Last October, after introducing Rick Perry at the Values Voter Summit, Pastor Robert Jeffress told reporters that Republicans shouldn't vote for White House hopeful Mitt Romney because he's a Mormon and described the Church of Jesus Christ of Latter-day Saints as a "cult".
At the time it caused a bit of a stir in the media but the question still remains: is Mormonism a cult?
Literal, linear, and analytical as always, let's begin with a definition from the American Heritage Cultural Dictionary:
cult definitionIn anthropology, an organization for the conduct of ritual, magical, or other religious observances. Many so-called primitive tribes, for example, have ancestor cults, in which dead ancestors are considered divine and activities are organized to respect their memory and invoke their aid. A cult is also a religious group held together by a dominant, often charismatic individual, or by the worship of a divinity, an idol, or some other object. ( See animism, fetish, and totemism.)
Note : The term cult often suggests extreme beliefs and bizarre behavior.
Does Mormonism fit this definition?
Mormonism is a "religious group held together by a dominant, often charismatic individual": Joseph Smith.
In a recent FoxNews.com article entitled "What the Bible Really Says About Sex", Pastor Mark Driscoll outlines several of our society's issues with sex and contrasts those with the Bible's position on the topic. He does a fairly good job of expressing Scriptural truths and shares what he calls "seven essentials" about sex from the Bible.
Soon after his article appeared, another FoxNews.com opinion columnist, Shari Johnson, delivered a response entitled, "My Lesbian Daughter, the Bible and Sex". In her article, she shares that her "world was rocked to its core the night my 37-year old daughter called to tell me she is gay. Did I run out to find a gay parade to march in? No. It was a painful process for both of us."
She also expresses her concerns regarding two of Pastor Driscoll's seven points:
#3. Marriage is for one man and one woman by God’s design, and
#5. Sex outside of marriage is a sin.
Ms. Johnson makes this statement in her article:
When I hear terms like “God’s design” and “Biblical marriage” I have to wonder who decides these things.
The answer, ma'am, is that G-d decides these things. That's kind of the point of the Bible: to provide a source of instruction for all humanity regarding G-d's ways.

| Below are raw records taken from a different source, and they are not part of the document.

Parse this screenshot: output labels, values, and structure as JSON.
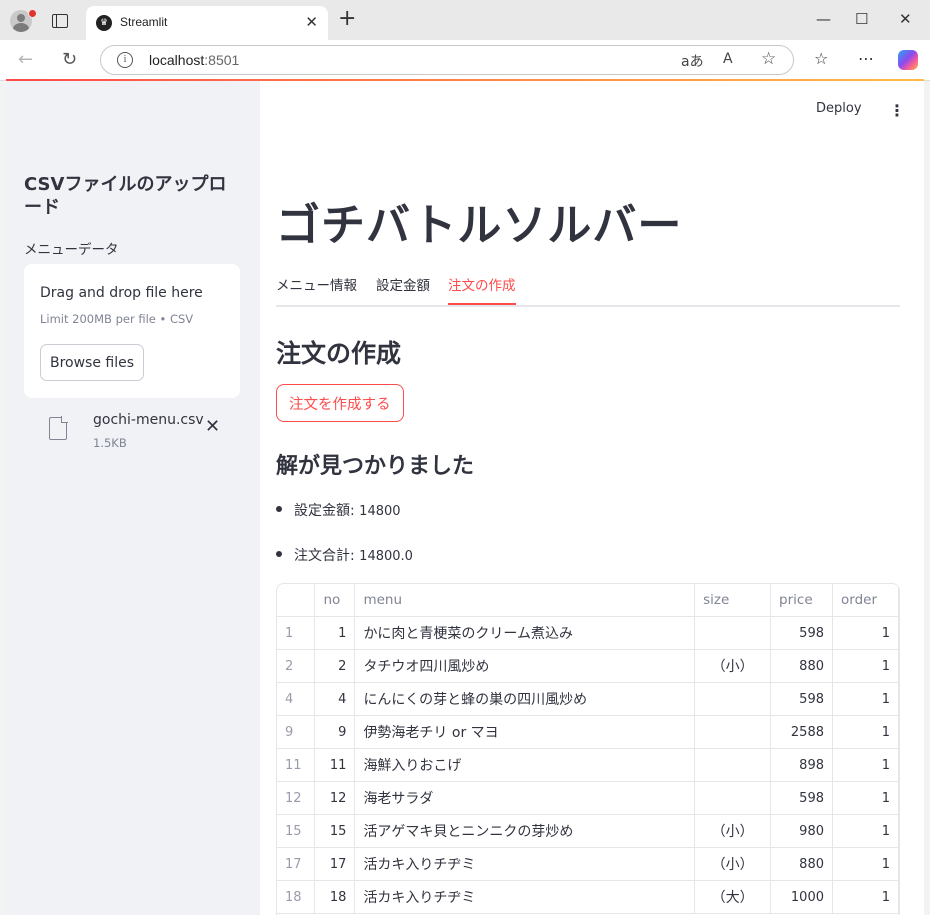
{
  "browser": {
    "tab_title": "Streamlit",
    "url_host": "localhost",
    "url_port": ":8501"
  },
  "sidebar": {
    "title": "CSVファイルのアップロード",
    "uploader_label": "メニューデータ",
    "dropzone_text": "Drag and drop file here",
    "dropzone_limit": "Limit 200MB per file • CSV",
    "browse_label": "Browse files",
    "file_name": "gochi-menu.csv",
    "file_size": "1.5KB"
  },
  "header": {
    "deploy_label": "Deploy"
  },
  "main": {
    "title": "ゴチバトルソルバー",
    "tabs": [
      {
        "label": "メニュー情報",
        "active": false
      },
      {
        "label": "設定金額",
        "active": false
      },
      {
        "label": "注文の作成",
        "active": true
      }
    ],
    "section_title": "注文の作成",
    "create_button_label": "注文を作成する",
    "result_title": "解が見つかりました",
    "bullets": [
      {
        "label": "設定金額: ",
        "value": "14800"
      },
      {
        "label": "注文合計: ",
        "value": "14800.0"
      }
    ],
    "table": {
      "columns": [
        "",
        "no",
        "menu",
        "size",
        "price",
        "order"
      ],
      "rows": [
        [
          "1",
          "1",
          "かに肉と青梗菜のクリーム煮込み",
          "",
          "598",
          "1"
        ],
        [
          "2",
          "2",
          "タチウオ四川風炒め",
          "（小）",
          "880",
          "1"
        ],
        [
          "4",
          "4",
          "にんにくの芽と蜂の巣の四川風炒め",
          "",
          "598",
          "1"
        ],
        [
          "9",
          "9",
          "伊勢海老チリ or マヨ",
          "",
          "2588",
          "1"
        ],
        [
          "11",
          "11",
          "海鮮入りおこげ",
          "",
          "898",
          "1"
        ],
        [
          "12",
          "12",
          "海老サラダ",
          "",
          "598",
          "1"
        ],
        [
          "15",
          "15",
          "活アゲマキ貝とニンニクの芽炒め",
          "（小）",
          "980",
          "1"
        ],
        [
          "17",
          "17",
          "活カキ入りチヂミ",
          "（小）",
          "880",
          "1"
        ],
        [
          "18",
          "18",
          "活カキ入りチヂミ",
          "（大）",
          "1000",
          "1"
        ]
      ]
    }
  },
  "colors": {
    "accent": "#ff4b4b",
    "sidebar_bg": "#f0f2f6",
    "text": "#31333f"
  }
}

"Shop for today's most coveted fashion and luxury brands at up to 60% off retail."
Earlier this year FoxNews.com delivered this headline:
"That's terrible!", I thought to myself. "What's happening to everyone?"

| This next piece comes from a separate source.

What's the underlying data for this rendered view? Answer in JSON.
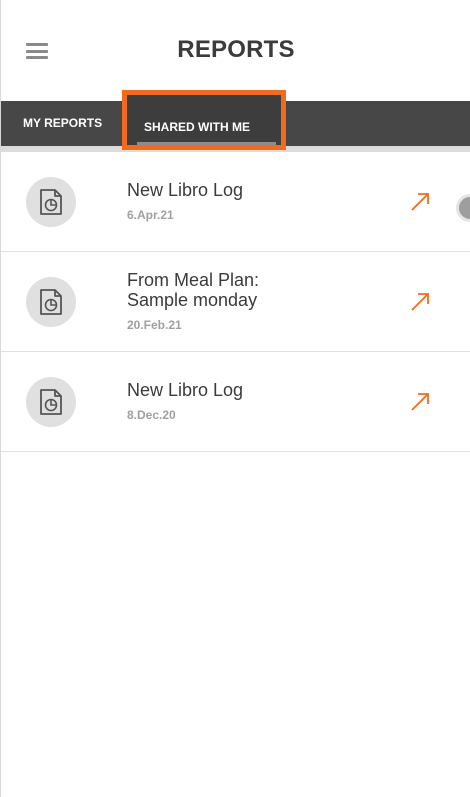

As I read the article, though, I found cause for hope:
In 2008 shock and sadness accompanied the death of 3-year old Caylee Anthony, as indeed it should for the senseless death of any child. For some individuals that sense of sadness and the desire for justice appears to have turned into bitterness, anger, and the pursuit of vengeance. The trial of Caylee's mother, Casey Anthony, has captured the attention of many Americans and left some believers confused and conflicted.
As always, believers should turn to the Living Word of G-d for guidance, strength, and encouragement in these situations.

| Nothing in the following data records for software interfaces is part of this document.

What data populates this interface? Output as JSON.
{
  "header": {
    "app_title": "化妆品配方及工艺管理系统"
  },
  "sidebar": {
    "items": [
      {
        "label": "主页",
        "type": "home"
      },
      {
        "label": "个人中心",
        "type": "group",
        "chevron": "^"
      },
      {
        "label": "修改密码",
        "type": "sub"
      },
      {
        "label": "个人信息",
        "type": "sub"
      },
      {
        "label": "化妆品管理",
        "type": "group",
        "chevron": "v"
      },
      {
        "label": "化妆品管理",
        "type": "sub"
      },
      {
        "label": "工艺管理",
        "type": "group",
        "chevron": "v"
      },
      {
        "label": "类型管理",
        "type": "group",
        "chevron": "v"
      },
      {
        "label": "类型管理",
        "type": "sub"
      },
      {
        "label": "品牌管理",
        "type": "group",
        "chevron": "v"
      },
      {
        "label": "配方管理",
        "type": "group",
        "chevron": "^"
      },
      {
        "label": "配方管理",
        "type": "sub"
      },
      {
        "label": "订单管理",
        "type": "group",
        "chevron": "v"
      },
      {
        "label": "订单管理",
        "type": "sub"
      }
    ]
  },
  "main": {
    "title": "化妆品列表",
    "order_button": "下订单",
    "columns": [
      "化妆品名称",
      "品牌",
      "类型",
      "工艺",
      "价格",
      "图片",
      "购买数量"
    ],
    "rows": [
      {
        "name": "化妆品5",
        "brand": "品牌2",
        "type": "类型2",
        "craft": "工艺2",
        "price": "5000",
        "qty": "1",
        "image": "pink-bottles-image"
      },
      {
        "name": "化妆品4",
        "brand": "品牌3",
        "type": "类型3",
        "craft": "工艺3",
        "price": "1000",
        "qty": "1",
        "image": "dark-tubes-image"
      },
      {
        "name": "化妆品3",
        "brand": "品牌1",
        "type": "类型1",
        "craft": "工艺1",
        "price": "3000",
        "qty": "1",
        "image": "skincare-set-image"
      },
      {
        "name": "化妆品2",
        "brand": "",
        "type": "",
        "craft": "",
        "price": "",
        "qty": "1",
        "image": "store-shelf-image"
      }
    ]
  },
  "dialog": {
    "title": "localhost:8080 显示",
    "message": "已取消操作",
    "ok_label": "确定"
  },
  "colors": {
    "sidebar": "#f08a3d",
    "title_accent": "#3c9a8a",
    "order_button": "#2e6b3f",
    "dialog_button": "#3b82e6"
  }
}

My day job has recently taken me into the world of marketing and all of the fascinating concepts involved with it. One marketing approach that recently got me to thinking was "branded merchandise". You know... a baseball cap with the name of your favorite sports team on it; a pen with the name of your insurance company; a coffee mug with the name of your favorite veterinary clinic.
Branded merchandise is everywhere:
Pens, pencils, and erasers, water jugs, coffee mugs, and baby bottles, caps, hats, and umbrellas, t-shirts, sweat pants, and jackets, gym bags, tote bags, and book bags, lions, tigers, and bears... oh, my!
With the launch of the site in mid-December, holidays, travelling to visit family, and getting back into the swing of work I have been slow to catch up on my "Words For Thought" articles. Monday, January 18th had a rather interesting word so I decided to write on it before catching up on the other 50+ words in the queue. So here is the MW word of the day:
noetic (noh ET ik)
of, relating to, or based on the intellect